Exercise directions = Working through the lines below, return each one that holds "title".
(Given entries Opens)
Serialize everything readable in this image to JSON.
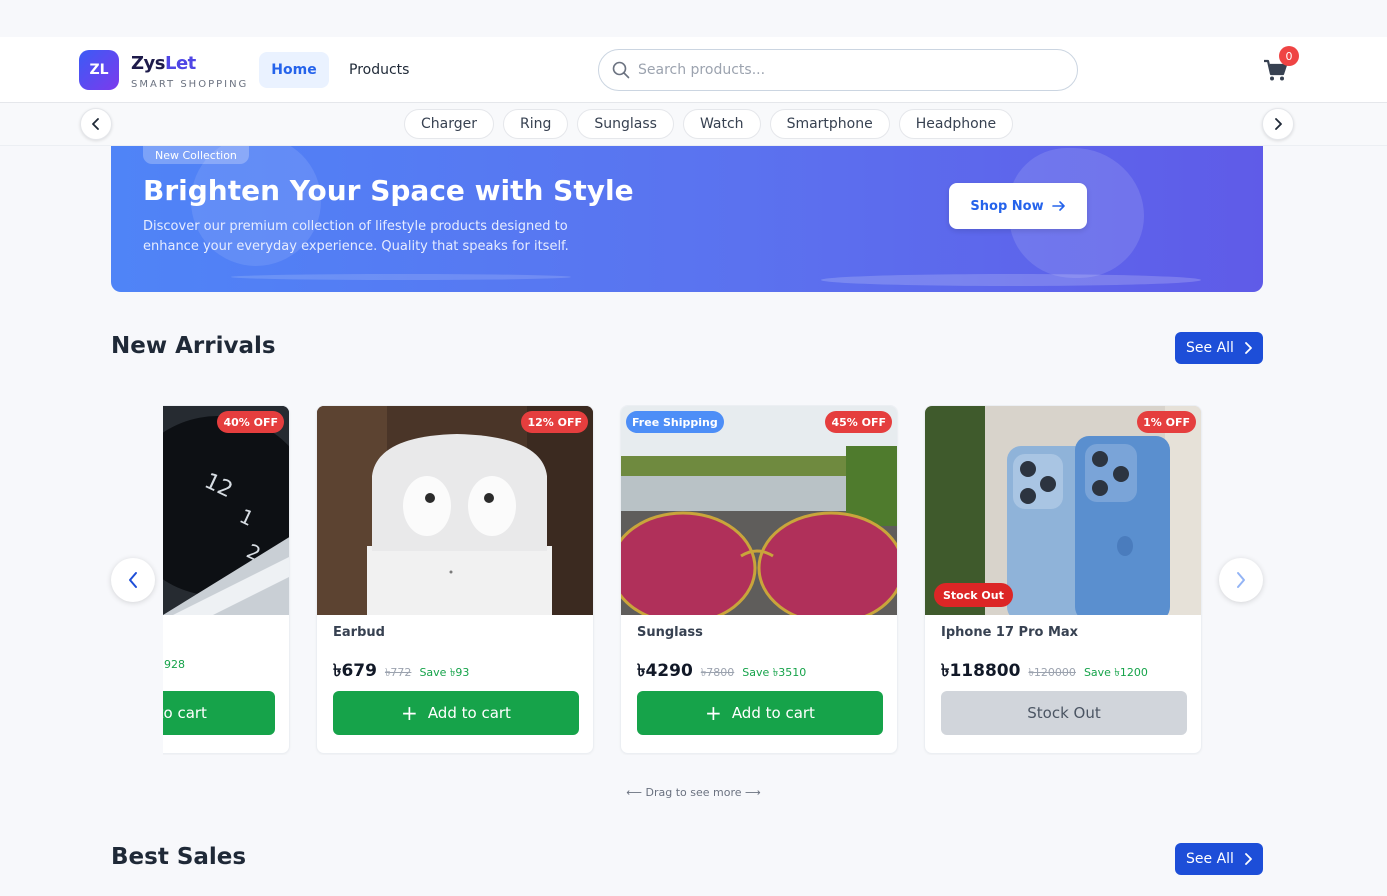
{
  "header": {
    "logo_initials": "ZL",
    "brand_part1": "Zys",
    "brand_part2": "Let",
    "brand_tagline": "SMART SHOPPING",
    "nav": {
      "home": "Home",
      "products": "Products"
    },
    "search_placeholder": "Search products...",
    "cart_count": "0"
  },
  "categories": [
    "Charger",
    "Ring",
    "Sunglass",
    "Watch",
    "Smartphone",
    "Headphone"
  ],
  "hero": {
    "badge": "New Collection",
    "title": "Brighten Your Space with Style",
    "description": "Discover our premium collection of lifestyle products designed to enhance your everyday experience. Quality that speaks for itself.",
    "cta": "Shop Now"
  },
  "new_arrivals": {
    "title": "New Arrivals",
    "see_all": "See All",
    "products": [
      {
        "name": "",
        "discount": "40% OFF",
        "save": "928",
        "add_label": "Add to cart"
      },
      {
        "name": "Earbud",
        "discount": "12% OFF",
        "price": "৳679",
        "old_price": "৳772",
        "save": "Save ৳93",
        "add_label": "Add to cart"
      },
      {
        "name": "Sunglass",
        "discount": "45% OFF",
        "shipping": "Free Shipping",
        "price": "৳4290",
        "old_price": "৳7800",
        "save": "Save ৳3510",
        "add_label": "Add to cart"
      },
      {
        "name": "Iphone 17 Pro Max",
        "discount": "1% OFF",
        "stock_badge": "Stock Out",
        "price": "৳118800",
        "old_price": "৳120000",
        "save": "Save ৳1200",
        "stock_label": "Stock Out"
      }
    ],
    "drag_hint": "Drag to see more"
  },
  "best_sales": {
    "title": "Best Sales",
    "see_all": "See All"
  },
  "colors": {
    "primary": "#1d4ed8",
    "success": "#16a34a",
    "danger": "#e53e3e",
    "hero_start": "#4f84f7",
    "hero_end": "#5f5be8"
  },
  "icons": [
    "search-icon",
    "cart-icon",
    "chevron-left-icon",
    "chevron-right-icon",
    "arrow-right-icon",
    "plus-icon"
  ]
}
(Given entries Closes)
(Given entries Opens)
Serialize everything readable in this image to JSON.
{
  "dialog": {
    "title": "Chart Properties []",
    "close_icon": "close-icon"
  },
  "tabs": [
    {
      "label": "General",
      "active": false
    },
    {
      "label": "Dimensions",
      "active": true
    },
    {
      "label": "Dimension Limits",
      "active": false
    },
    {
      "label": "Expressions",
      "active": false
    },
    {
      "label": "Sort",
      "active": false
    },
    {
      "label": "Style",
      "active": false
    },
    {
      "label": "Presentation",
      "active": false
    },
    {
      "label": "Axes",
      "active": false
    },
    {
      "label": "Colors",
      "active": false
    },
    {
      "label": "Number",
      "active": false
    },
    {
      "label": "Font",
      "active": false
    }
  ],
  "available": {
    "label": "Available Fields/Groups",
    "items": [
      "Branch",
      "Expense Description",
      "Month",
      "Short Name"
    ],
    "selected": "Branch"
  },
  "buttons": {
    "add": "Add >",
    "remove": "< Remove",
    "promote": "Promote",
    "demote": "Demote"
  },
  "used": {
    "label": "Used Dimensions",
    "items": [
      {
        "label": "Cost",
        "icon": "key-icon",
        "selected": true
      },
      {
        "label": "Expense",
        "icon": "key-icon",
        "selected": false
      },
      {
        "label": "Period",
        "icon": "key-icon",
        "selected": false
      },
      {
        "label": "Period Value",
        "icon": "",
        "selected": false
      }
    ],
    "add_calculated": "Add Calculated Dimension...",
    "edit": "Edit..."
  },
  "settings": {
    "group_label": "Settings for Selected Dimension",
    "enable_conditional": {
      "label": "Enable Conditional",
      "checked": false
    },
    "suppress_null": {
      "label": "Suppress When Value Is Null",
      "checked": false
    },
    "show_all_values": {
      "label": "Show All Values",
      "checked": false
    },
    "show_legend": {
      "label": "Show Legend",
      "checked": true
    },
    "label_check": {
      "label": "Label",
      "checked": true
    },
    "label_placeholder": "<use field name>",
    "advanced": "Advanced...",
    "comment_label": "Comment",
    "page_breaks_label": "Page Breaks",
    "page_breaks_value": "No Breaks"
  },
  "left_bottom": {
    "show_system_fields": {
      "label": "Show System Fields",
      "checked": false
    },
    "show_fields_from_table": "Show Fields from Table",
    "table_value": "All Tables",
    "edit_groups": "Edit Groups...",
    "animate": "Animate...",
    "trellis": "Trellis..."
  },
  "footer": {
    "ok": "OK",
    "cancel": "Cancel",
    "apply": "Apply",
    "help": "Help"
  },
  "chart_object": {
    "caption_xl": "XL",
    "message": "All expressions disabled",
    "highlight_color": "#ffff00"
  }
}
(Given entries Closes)
Answer space =
    "title": "Brighten Your Space with Style",
    "title": "New Arrivals",
    "title": "Best Sales",
    "title": "Chart Properties []",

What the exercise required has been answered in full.